Residents and tourists in Washington D.C. can now examine a life-size replica of an unusual dinosaur that lived almost a hundred million years ago in northern Africa. Scientists say studying the behemoth named Spinosaurus helps them better understand how some prehistoric animals adapted to life on land and in water. The Spinosaurus replica is on display at the National Geographic museum. VOA’s George Putic has more.
Video

Video Iraqi Kurdistan Church Helps Christian Children Cope find shelter in churches in the Kurdish capital, Irbil

In the past six weeks, tens of thousands of Iraqi Christians have been forced to flee their homes by Islamic State militants and find shelter in churches in the Kurdish capital, Irbil. Despite U.S. airstrikes in the region, the prospect of people returning home is still very low and concerns are starting to grow over the impact this is having on the displaced youth. Sebastian Meyer reports from Irbil on how one church is coping.
Video

Video NASA Picks Boeing, SpaceX to Carry Astronauts Into Space

The U.S. space agency, NASA, has chosen Boeing and SpaceX companies to build the next generation of spacecraft that will carry U.S. astronauts to the International Space Station by the year 2017. The deal with private industry enables NASA to end its dependence on Russia to send space crews into low Earth orbit and back. Zlatica Hoke has more.
Video

Video Future of Ukrainian Former President's Estate Uncertain

More than six months after Ukraine's former President Viktor Yanukovych fled revolution to Russia, authorities have yet to gain control of his palatial estate. Protesters occupy the grounds and opened it to tourists but they are also refusing to turn it over to the state. VOA's Daniel Schearf reports from Mezhigirya, just north of Kyiv.
Video

Video China Muslims Work to Change Perceptions After Knife Attacks

China says its has sentenced three men to death and one woman to life in prison for a deadly knife attack in March that left more than 30 dead and 140 injured. Beijing says Muslim militants from China's restive western region of Xinjiang carried out the attacks. Now, more than six months after the incident, residents in the city are still coping with the aftermath. VOA's Bill Ide has more from Kunming.
Video

Video Enviropreneur Seeks to Save the Environment, Empower the Community

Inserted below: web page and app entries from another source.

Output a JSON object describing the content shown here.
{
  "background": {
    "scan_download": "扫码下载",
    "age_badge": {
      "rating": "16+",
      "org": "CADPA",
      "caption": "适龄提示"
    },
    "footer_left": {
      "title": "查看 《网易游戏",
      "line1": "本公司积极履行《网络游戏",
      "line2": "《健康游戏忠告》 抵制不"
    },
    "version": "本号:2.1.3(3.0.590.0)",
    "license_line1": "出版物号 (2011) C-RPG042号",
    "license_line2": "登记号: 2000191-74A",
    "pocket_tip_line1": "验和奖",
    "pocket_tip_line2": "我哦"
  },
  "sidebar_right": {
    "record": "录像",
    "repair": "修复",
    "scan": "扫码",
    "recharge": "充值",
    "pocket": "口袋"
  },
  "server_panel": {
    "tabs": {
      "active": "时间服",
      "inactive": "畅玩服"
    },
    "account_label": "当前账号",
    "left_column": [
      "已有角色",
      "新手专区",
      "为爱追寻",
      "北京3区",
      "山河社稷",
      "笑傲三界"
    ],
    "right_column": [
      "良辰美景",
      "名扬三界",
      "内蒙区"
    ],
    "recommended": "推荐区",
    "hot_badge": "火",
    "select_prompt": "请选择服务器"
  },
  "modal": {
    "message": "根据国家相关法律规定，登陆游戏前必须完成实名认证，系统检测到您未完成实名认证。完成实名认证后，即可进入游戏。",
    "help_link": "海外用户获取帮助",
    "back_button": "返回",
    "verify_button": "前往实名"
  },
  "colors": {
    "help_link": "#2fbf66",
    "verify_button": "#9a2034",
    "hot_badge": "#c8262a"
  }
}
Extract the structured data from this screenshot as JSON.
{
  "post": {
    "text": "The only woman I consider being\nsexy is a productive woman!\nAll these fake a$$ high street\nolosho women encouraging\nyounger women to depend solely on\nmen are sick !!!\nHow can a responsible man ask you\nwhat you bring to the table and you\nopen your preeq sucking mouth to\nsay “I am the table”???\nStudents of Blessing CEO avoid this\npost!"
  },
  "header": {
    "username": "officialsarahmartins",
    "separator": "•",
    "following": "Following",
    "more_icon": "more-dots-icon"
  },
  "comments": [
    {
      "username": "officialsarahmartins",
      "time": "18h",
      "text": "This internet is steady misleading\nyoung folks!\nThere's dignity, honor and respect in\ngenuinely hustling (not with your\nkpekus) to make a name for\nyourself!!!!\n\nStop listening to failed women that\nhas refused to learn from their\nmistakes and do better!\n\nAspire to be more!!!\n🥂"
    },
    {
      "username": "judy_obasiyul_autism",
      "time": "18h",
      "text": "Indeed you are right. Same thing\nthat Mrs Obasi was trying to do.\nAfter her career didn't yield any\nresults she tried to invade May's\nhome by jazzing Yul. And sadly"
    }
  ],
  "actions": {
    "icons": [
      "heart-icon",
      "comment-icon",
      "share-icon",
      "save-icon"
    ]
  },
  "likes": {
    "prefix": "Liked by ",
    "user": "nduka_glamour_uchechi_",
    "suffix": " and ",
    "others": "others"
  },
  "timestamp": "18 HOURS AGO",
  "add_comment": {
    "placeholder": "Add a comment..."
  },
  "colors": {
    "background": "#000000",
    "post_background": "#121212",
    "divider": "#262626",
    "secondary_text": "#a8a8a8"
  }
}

Lorna Rutto, a former banker, is now an ‘enviropreneur’ - turning plastic waste into furniture and fences discusses the challenges she faces in Africa with raw materials and the environment.
Video

Video West Trades Accusations Over Ransoms

As world leaders try to forge a common response to the threat posed by Islamic State militants in Iraq and Syria, there is simmering tension over differing policies on paying ransoms. In the past month, the jihadist group has beheaded two Americans and one Briton. Both countries refuse to pay ransom money. As Henry Ridgwell reports for VOA from London, there is uncertainty in the approach of some other European nations.
Video

Video Scotland Independence Bid Stokes Global Interest

The people of Scotland are preparing to vote on whether to become independent and break away from the rest of Britain, in a referendum being watched carefully in many other countries. Some see it as a risky experiment; while others hope a successful vote for independence might energize their own separatist demands. Foreign immigrants to Scotland have a front row seat for the vote. VOA’s Henry Ridgwell spoke to some of them in Edinburgh.


Carnage and mayhem are part of daily life in northern Nigeria, the result of a terror campaign by the Islamist group Boko Haram. Fears are growing that Nigeria’s government may not know how to counter it, and may be making things worse. More

AppleAndroid